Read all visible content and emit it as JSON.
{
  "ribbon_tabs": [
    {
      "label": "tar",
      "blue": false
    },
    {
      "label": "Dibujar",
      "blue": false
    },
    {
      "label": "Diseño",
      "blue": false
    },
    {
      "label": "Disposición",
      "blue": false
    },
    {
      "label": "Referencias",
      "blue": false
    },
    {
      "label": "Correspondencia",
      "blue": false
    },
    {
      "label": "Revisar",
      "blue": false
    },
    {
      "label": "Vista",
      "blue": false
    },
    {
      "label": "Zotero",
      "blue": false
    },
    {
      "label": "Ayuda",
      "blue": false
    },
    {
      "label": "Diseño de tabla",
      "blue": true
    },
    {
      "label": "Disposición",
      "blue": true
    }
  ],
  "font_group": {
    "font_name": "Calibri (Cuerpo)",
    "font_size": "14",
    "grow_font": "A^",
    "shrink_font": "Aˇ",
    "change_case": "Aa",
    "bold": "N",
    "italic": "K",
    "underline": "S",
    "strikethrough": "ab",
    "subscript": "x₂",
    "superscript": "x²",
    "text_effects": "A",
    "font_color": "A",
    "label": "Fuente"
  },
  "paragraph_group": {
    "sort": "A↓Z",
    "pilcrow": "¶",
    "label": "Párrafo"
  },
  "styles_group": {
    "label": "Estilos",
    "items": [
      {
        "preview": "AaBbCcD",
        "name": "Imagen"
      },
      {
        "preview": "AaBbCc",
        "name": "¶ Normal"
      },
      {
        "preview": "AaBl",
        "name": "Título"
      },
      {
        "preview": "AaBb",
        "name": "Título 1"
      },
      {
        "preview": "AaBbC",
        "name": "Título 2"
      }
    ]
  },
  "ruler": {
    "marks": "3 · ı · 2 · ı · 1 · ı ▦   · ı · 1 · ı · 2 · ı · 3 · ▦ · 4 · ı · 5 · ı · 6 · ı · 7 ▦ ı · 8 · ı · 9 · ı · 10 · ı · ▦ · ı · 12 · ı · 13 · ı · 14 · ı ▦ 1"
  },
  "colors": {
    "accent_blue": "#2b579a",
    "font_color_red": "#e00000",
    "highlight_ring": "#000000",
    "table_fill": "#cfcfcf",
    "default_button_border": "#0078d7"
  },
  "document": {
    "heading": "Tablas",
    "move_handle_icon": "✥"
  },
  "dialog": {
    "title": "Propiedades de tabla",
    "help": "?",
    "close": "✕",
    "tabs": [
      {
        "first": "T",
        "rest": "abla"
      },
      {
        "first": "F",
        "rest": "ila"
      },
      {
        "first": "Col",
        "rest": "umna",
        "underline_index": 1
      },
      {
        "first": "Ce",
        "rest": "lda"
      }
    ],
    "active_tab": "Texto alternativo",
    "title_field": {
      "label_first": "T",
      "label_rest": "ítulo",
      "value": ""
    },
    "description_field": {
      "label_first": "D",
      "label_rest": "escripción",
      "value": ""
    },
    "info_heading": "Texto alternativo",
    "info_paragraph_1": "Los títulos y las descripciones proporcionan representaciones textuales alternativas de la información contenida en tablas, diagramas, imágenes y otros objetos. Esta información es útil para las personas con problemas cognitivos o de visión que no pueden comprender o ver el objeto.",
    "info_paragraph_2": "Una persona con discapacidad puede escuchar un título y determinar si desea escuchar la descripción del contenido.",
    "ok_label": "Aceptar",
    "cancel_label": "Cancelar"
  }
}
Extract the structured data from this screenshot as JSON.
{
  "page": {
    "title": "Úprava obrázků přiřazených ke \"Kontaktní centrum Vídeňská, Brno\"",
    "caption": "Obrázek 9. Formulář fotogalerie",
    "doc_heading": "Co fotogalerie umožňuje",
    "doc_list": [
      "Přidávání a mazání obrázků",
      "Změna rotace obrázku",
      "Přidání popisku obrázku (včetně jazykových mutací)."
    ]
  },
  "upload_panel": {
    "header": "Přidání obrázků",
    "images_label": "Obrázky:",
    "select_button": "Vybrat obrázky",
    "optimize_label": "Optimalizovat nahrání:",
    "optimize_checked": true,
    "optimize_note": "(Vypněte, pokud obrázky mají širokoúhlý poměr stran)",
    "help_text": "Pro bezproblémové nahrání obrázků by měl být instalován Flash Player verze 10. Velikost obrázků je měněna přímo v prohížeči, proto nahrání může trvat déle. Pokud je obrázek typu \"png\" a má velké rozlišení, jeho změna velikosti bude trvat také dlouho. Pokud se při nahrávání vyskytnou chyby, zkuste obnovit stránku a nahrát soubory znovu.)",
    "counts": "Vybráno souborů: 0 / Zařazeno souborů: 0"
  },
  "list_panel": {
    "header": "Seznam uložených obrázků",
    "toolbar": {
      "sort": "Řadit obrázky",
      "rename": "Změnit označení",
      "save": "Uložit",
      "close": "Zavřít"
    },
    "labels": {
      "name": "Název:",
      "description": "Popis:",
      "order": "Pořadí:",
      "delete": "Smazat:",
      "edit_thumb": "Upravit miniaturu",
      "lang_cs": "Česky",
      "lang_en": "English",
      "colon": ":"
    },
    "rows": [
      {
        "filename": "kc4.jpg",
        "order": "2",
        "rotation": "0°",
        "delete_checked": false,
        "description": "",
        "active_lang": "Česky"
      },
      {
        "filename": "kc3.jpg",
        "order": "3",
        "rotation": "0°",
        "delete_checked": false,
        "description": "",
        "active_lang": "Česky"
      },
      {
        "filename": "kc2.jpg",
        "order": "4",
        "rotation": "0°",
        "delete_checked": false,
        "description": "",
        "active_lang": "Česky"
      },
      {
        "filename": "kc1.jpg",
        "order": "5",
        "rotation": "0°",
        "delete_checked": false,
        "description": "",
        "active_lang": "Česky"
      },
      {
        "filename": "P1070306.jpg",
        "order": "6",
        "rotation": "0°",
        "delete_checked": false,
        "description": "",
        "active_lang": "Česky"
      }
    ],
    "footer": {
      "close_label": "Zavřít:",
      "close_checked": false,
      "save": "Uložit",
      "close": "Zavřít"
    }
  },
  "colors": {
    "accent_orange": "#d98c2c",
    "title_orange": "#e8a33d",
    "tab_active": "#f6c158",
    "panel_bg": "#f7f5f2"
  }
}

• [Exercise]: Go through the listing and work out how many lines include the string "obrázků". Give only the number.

• [Response to the task]: 5